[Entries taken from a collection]
>>

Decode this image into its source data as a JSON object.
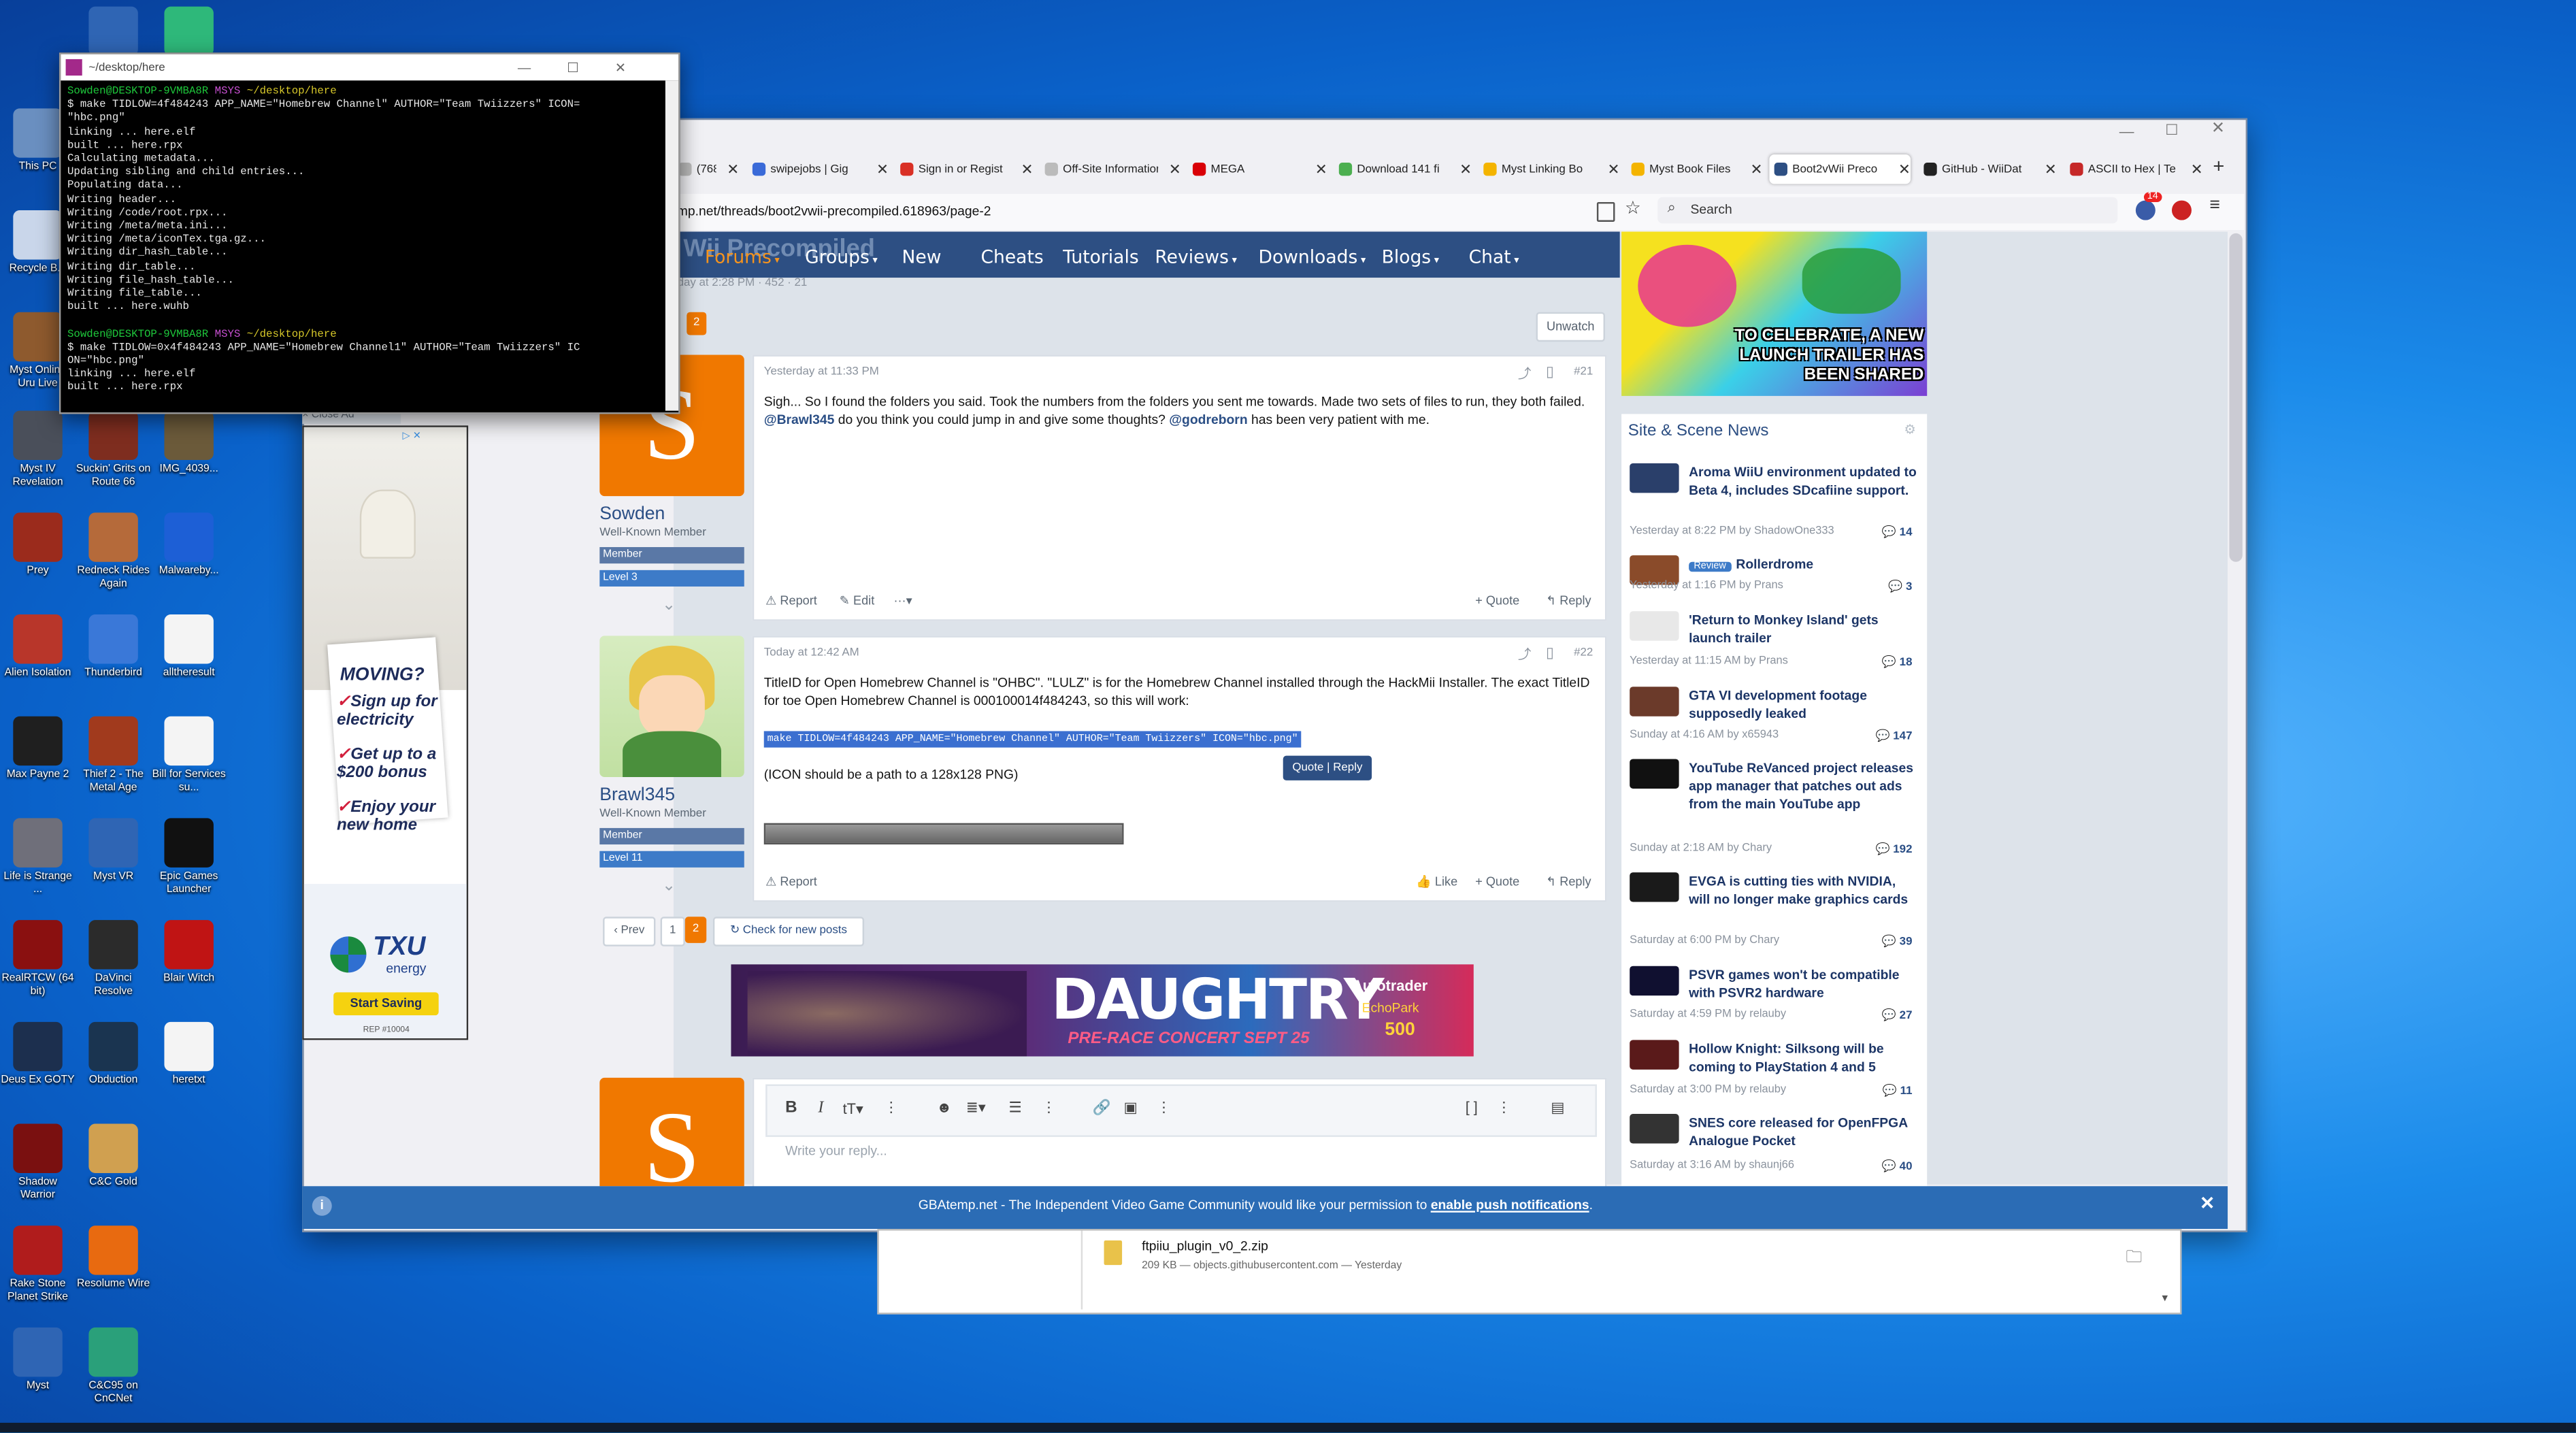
{
  "desktop": {
    "icons": [
      {
        "name": "myst-icon",
        "label": ""
      },
      {
        "name": "app-icon",
        "label": ""
      },
      {
        "name": "this-pc-icon",
        "label": "This PC"
      },
      {
        "name": "recycle-bin-icon",
        "label": "Recycle B..."
      },
      {
        "name": "myst-uru-icon",
        "label": "Myst Online Uru Live"
      },
      {
        "name": "myst-iv-icon",
        "label": "Myst IV Revelation"
      },
      {
        "name": "suckin-grits-icon",
        "label": "Suckin' Grits on Route 66"
      },
      {
        "name": "img-icon",
        "label": "IMG_4039..."
      },
      {
        "name": "prey-icon",
        "label": "Prey"
      },
      {
        "name": "redneck-rides-icon",
        "label": "Redneck Rides Again"
      },
      {
        "name": "malwarebytes-icon",
        "label": "Malwareby..."
      },
      {
        "name": "alien-isolation-icon",
        "label": "Alien Isolation"
      },
      {
        "name": "thunderbird-icon",
        "label": "Thunderbird"
      },
      {
        "name": "alltheresult-icon",
        "label": "alltheresult"
      },
      {
        "name": "max-payne-icon",
        "label": "Max Payne 2"
      },
      {
        "name": "thief-icon",
        "label": "Thief 2 - The Metal Age"
      },
      {
        "name": "bill-services-icon",
        "label": "Bill for Services su..."
      },
      {
        "name": "life-is-strange-icon",
        "label": "Life is Strange ..."
      },
      {
        "name": "myst-vr-icon",
        "label": "Myst VR"
      },
      {
        "name": "epic-games-icon",
        "label": "Epic Games Launcher"
      },
      {
        "name": "realrtcw-icon",
        "label": "RealRTCW (64 bit)"
      },
      {
        "name": "davinci-resolve-icon",
        "label": "DaVinci Resolve"
      },
      {
        "name": "blair-witch-icon",
        "label": "Blair Witch"
      },
      {
        "name": "deus-ex-icon",
        "label": "Deus Ex GOTY"
      },
      {
        "name": "obduction-icon",
        "label": "Obduction"
      },
      {
        "name": "heretxt-icon",
        "label": "heretxt"
      },
      {
        "name": "shadow-warrior-icon",
        "label": "Shadow Warrior"
      },
      {
        "name": "cnc-gold-icon",
        "label": "C&C Gold"
      },
      {
        "name": "rakestone-icon",
        "label": "Rake Stone Planet Strike"
      },
      {
        "name": "resolume-icon",
        "label": "Resolume Wire"
      },
      {
        "name": "myst-icon-2",
        "label": "Myst"
      },
      {
        "name": "cnc95-icon",
        "label": "C&C95 on CnCNet"
      }
    ]
  },
  "terminal": {
    "title": "~/desktop/here",
    "prompt1_user": "Sowden@DESKTOP-9VMBA8R",
    "prompt_env": "MSYS",
    "prompt_path": "~/desktop/here",
    "command1": "$ make TIDLOW=4f484243 APP_NAME=\"Homebrew Channel\" AUTHOR=\"Team Twiizzers\" ICON=\n\"hbc.png\"",
    "output1": "linking ... here.elf\nbuilt ... here.rpx\nCalculating metadata...\nUpdating sibling and child entries...\nPopulating data...\nWriting header...\nWriting /code/root.rpx...\nWriting /meta/meta.ini...\nWriting /meta/iconTex.tga.gz...\nWriting dir_hash_table...\nWriting dir_table...\nWriting file_hash_table...\nWriting file_table...\nbuilt ... here.wuhb",
    "command2": "$ make TIDLOW=0x4f484243 APP_NAME=\"Homebrew Channel1\" AUTHOR=\"Team Twiizzers\" IC\nON=\"hbc.png\"",
    "output2": "linking ... here.elf\nbuilt ... here.rpx"
  },
  "browser": {
    "tabs": [
      {
        "label": "(768)",
        "icon": "tab-icon"
      },
      {
        "label": "swipejobs | Gig",
        "icon": "swipejobs-icon"
      },
      {
        "label": "Sign in or Regist",
        "icon": "gmail-icon"
      },
      {
        "label": "Off-Site Information",
        "icon": "tab-icon"
      },
      {
        "label": "MEGA",
        "icon": "mega-icon"
      },
      {
        "label": "Download 141 fi",
        "icon": "download-icon"
      },
      {
        "label": "Myst Linking Bo",
        "icon": "drive-icon"
      },
      {
        "label": "Myst Book Files",
        "icon": "drive-icon"
      },
      {
        "label": "Boot2vWii Preco",
        "icon": "gbatemp-icon"
      },
      {
        "label": "GitHub - WiiDat",
        "icon": "github-icon"
      },
      {
        "label": "ASCII to Hex | Te",
        "icon": "rapidtables-icon"
      }
    ],
    "url": "mp.net/threads/boot2vwii-precompiled.618963/page-2",
    "search_placeholder": "Search",
    "notif_count": "14"
  },
  "site": {
    "menu": [
      "Forums",
      "Groups",
      "New",
      "Cheats",
      "Tutorials",
      "Reviews",
      "Downloads",
      "Blogs",
      "Chat"
    ],
    "thread_title_ghost": "Wii Precompiled",
    "thread_meta": "rday at 2:28 PM · 452 · 21",
    "page_current": "2",
    "unwatch": "Unwatch",
    "posts": [
      {
        "author": "Sowden",
        "role": "Well-Known Member",
        "badge": "Member",
        "level": "Level 3",
        "time": "Yesterday at 11:33 PM",
        "num": "#21",
        "text_a": "Sigh... So I found the folders you said. Took the numbers from the folders you sent me towards. Made two sets of files to run, they both failed. ",
        "mention1": "@Brawl345",
        "text_b": " do you think you could jump in and give some thoughts? ",
        "mention2": "@godreborn",
        "text_c": " has been very patient with me.",
        "report": "Report",
        "edit": "Edit",
        "quote": "Quote",
        "reply": "Reply"
      },
      {
        "author": "Brawl345",
        "role": "Well-Known Member",
        "badge": "Member",
        "level": "Level 11",
        "time": "Today at 12:42 AM",
        "num": "#22",
        "text": "TitleID for Open Homebrew Channel is \"OHBC\". \"LULZ\" is for the Homebrew Channel installed through the HackMii Installer. The exact TitleID for toe Open Homebrew Channel is 000100014f484243, so this will work:",
        "code": "make TIDLOW=4f484243 APP_NAME=\"Homebrew Channel\" AUTHOR=\"Team Twiizzers\" ICON=\"hbc.png\"",
        "note": "(ICON should be a path to a 128x128 PNG)",
        "tooltip": "Quote | Reply",
        "report": "Report",
        "like": "Like",
        "quote": "Quote",
        "reply": "Reply"
      }
    ],
    "pagination": {
      "prev": "‹ Prev",
      "p1": "1",
      "p2": "2",
      "check": "Check for new posts"
    },
    "ad_text": "DAUGHTRY",
    "ad_sub": "PRE-RACE CONCERT SEPT 25",
    "ad_brand": "Autotrader",
    "ad_brand2": "EchoPark",
    "ad_num": "500",
    "reply_placeholder": "Write your reply...",
    "promo_text": "TO CELEBRATE, A NEW LAUNCH TRAILER HAS BEEN SHARED",
    "news_header": "Site & Scene News",
    "news": [
      {
        "title": "Aroma WiiU environment updated to Beta 4, includes SDcafiine support.",
        "meta": "Yesterday at 8:22 PM by ShadowOne333",
        "count": "14",
        "tag": ""
      },
      {
        "title": "Rollerdrome",
        "meta": "Yesterday at 1:16 PM by Prans",
        "count": "3",
        "tag": "Review"
      },
      {
        "title": "'Return to Monkey Island' gets launch trailer",
        "meta": "Yesterday at 11:15 AM by Prans",
        "count": "18",
        "tag": ""
      },
      {
        "title": "GTA VI development footage supposedly leaked",
        "meta": "Sunday at 4:16 AM by x65943",
        "count": "147",
        "tag": ""
      },
      {
        "title": "YouTube ReVanced project releases app manager that patches out ads from the main YouTube app",
        "meta": "Sunday at 2:18 AM by Chary",
        "count": "192",
        "tag": ""
      },
      {
        "title": "EVGA is cutting ties with NVIDIA, will no longer make graphics cards",
        "meta": "Saturday at 6:00 PM by Chary",
        "count": "39",
        "tag": ""
      },
      {
        "title": "PSVR games won't be compatible with PSVR2 hardware",
        "meta": "Saturday at 4:59 PM by relauby",
        "count": "27",
        "tag": ""
      },
      {
        "title": "Hollow Knight: Silksong will be coming to PlayStation 4 and 5",
        "meta": "Saturday at 3:00 PM by relauby",
        "count": "11",
        "tag": ""
      },
      {
        "title": "SNES core released for OpenFPGA Analogue Pocket",
        "meta": "Saturday at 3:16 AM by shaunj66",
        "count": "40",
        "tag": ""
      }
    ],
    "side_ad": {
      "close": "× Close Ad",
      "moving": "MOVING?",
      "line1": "Sign up for electricity",
      "line2": "Get up to a $200 bonus",
      "line3": "Enjoy your new home",
      "brand": "TXU",
      "brand_sub": "energy",
      "cta": "Start Saving",
      "legal": "REP #10004"
    },
    "push_banner": {
      "text": "GBAtemp.net - The Independent Video Game Community would like your permission to ",
      "link": "enable push notifications",
      "end": "."
    }
  },
  "downloads": {
    "file": "ftpiiu_plugin_v0_2.zip",
    "meta": "209 KB — objects.githubusercontent.com — Yesterday"
  },
  "colors": {
    "accent": "#f07800",
    "site_nav": "#2d4f83",
    "banner": "#2b6cb5",
    "desktop": "#1683d8"
  }
}
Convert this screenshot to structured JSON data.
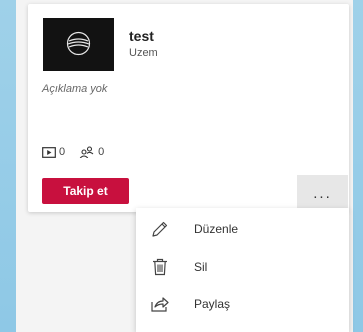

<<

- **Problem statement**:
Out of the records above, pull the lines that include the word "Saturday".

- **Written answer**:
        "meta": "Saturday at 6:00 PM by Chary",
        "meta": "Saturday at 4:59 PM by relauby",
        "meta": "Saturday at 3:00 PM by relauby",
        "meta": "Saturday at 3:16 AM by shaunj66",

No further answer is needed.